Next time you’re told wage increases, full-time hours, regular schedules, paid vacation time, sick days, parental leave and affordable health insurance will make your employer’s business “less competitive,” take a few minutes to check out what advice or help a nearby union local might have. Here’s a place to start:


Walk in these scuffed shoes, Wall Street Journal editors


The Wall Street Journal’s editorial page has tut-tutted 90.6 million Americans for being jobless, disabled, uninsured or broke enough to need food stamps.

They “aren’t even looking for a job,” sniffed the Journal, blaming this on too easily accessed social safety net components “that substitute for work” – unemployment insurance, disability payments, food stamps and (“soon”) Obamacare.

According to this view, only the threat of destitution will motivate workers to get jobs.
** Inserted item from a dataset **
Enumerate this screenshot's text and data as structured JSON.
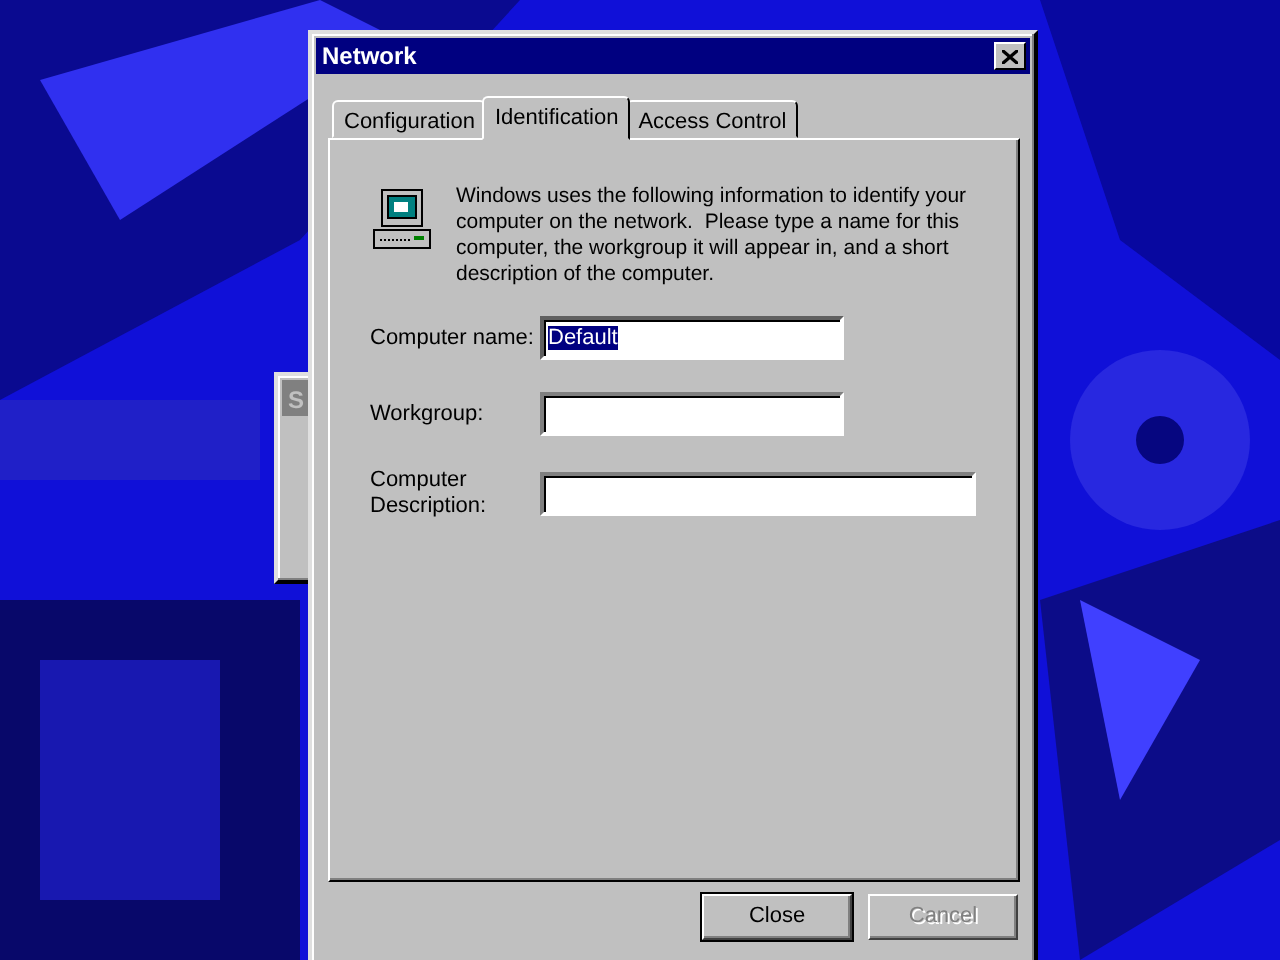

Why is it that, in this view, workers deserve the stick while executives are thought to merit the carrot of incentives?

Considering the kind of low-wage, dead-end drudgery produced by the ever-expanding “service economy” of burger flipping and bathroom cleaning, it’s understandable why motivation might be hard to maintain. Those seem to be the only kind of jobs that haven’t been outsourced by the hundreds of thousands to subsistence-wage workers in India or Mexico.

I propose a challenge for the Journal’s editorial writers: a one-month sojourn for each of them in the shoes of a laid-off teacher, a disabled factory worker or a single mother whose full-time job doesn’t pay a living wage or provide health insurance.

Move into their homes, shop for clothes with them at Goodwill, wait with them to see a doctor in a community health clinic.

Then tell us what you think based on your experiences, instead of offering judgments that substitute for first-hand knowledge.